This kind of cultural work is an important function of Mormon literature, but others have suggested other purposes. At the recent AML Conference, for example, Stephen Carter argued that Mormon literature can—or should—function as a kind of moral conscience for the Mormon community or offer critiques of it. James Goldberg, however, also indicated that Mormon literature can be a space for enriching the Mormon imagination and finding depth, rather than opportunities for satire, in Mormon characters.
William’s collection, however, reminds us that Mormon literature can also serve as a catalyst for reflecting on assimilation and peculiarity—and the consequences of both choices. Dark Watch and Other Mormon-American Stories, after all, begins with stories about finding and understanding “peculiar” Mormon identities, then shifts to stories that explore how these found identities—these peculiarities—complicate lives lived in pluralistic societies. For instance, in “Conference,” one of my favorite stories in the collection, the main character, a young Mormon PhD candidate, attends an academic conference in San Francisco. The heady atmosphere of the conference appeals to her, but as the panels conclude and a nightlife of drinking and partying begins, she retreats—for the night—back to the comforts of her Mormon world as she reflects on where exactly she belongs.
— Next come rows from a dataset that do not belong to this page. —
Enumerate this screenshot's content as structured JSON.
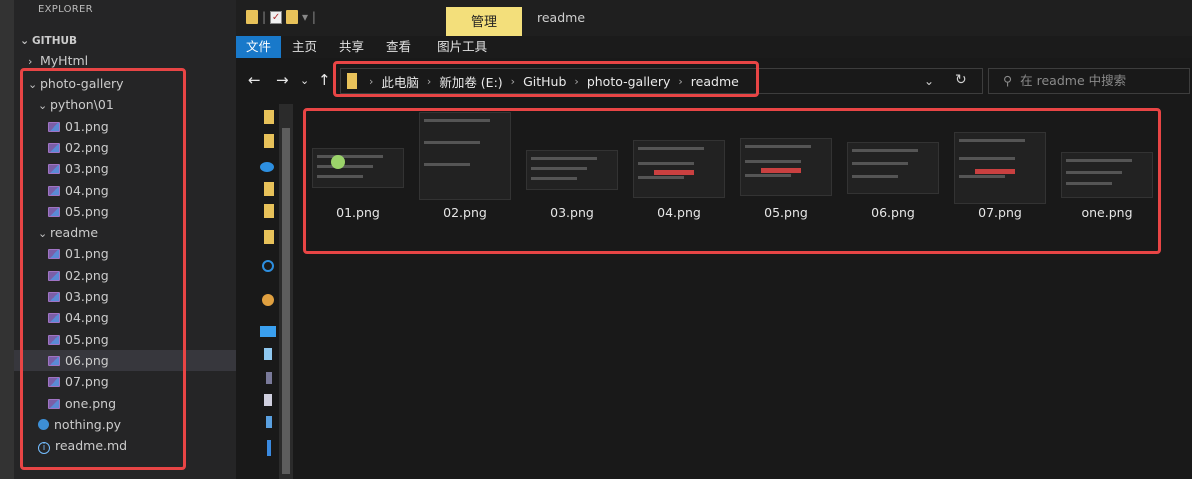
{
  "vscode": {
    "header": "EXPLORER",
    "section": "GITHUB",
    "tree": [
      {
        "label": "MyHtml",
        "type": "folder-collapsed",
        "indent": 0
      },
      {
        "label": "photo-gallery",
        "type": "folder-open",
        "indent": 0
      },
      {
        "label": "python\\01",
        "type": "folder-open",
        "indent": 1
      },
      {
        "label": "01.png",
        "type": "image",
        "indent": 2
      },
      {
        "label": "02.png",
        "type": "image",
        "indent": 2
      },
      {
        "label": "03.png",
        "type": "image",
        "indent": 2
      },
      {
        "label": "04.png",
        "type": "image",
        "indent": 2
      },
      {
        "label": "05.png",
        "type": "image",
        "indent": 2
      },
      {
        "label": "readme",
        "type": "folder-open",
        "indent": 1
      },
      {
        "label": "01.png",
        "type": "image",
        "indent": 2
      },
      {
        "label": "02.png",
        "type": "image",
        "indent": 2
      },
      {
        "label": "03.png",
        "type": "image",
        "indent": 2
      },
      {
        "label": "04.png",
        "type": "image",
        "indent": 2
      },
      {
        "label": "05.png",
        "type": "image",
        "indent": 2
      },
      {
        "label": "06.png",
        "type": "image",
        "indent": 2,
        "selected": true
      },
      {
        "label": "07.png",
        "type": "image",
        "indent": 2
      },
      {
        "label": "one.png",
        "type": "image",
        "indent": 2
      },
      {
        "label": "nothing.py",
        "type": "python",
        "indent": 1
      },
      {
        "label": "readme.md",
        "type": "info",
        "indent": 1
      }
    ]
  },
  "explorer": {
    "title": "readme",
    "manage_tab": "管理",
    "ribbon_tabs": [
      "文件",
      "主页",
      "共享",
      "查看",
      "图片工具"
    ],
    "breadcrumb": [
      "此电脑",
      "新加卷 (E:)",
      "GitHub",
      "photo-gallery",
      "readme"
    ],
    "search_placeholder": "在 readme 中搜索",
    "files": [
      "01.png",
      "02.png",
      "03.png",
      "04.png",
      "05.png",
      "06.png",
      "07.png",
      "one.png"
    ]
  },
  "colors": {
    "highlight": "#e84545",
    "accent": "#1979ca",
    "manage": "#f3df7b"
  }
}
A story like “Conference” provides most Mormon readers with an opportunity to reflect on a situation they can relate to: We’ve all had to figure out how to be Mormons in a non-Mormon world—and we’ve all, at one time or another, chosen to make similar retreats back to our cultural and spiritual home base. Subsequent stories in the collection, however, offer us less familiar worlds. Set in a future where Mormon peculiarity is a liability, these stories depict Mormons who have taken their faith underground in order to preserve as much of it as they can. Like “Conference,” these stories ask us to consider our place in Zion and Babylon—and how our occupancy in one affects and even relies upon our occupancy in the other. They also force us to consider the long-term effects of the compromises and adaptations we make today in our quest for greater mainstream assimilation and acceptance tomorrow.
I believe Mormon literature has many purposes and we limit its potential when we privilege one purpose over another. However, I think in our own creative writing, theory, and criticism we should not hesitate to explore, as William has, Mormon efforts toward peculiarity and assimilation and the interesting tensions they create. In the past, some works of Mormon literature have attempted something like this, although their approach frequently sought to open the Mormon mind to the outside world by characterizing the Mormon mind as generally small, provincial, and limiting. Such efforts, in my opinion, were and remain misguided, misleading, and ultimately unhelpful. The way to expose the Mormon mind to the outside world is not to belittle it, but to reveal its place in it, no matter how complex that revelation may be. The stories in Dark Watch, in my opinion, seek to do just that.
Of course, one thing William’s collection does not overtly do—although it may do it more subtly in the details—is reflect on how the tension between peculiarity and assimilation is often very slippery. For example, we sometimes resist Babylonian assimilation not by adopting a peculiar response to it, but by simply embracing another Babylon that we erroneously take to be peculiar. This tendency, rich with complex tensions, can result in identity crises that provide, if nothing else, rich resources for Mormon literature, which I think we need to mine as much as we can.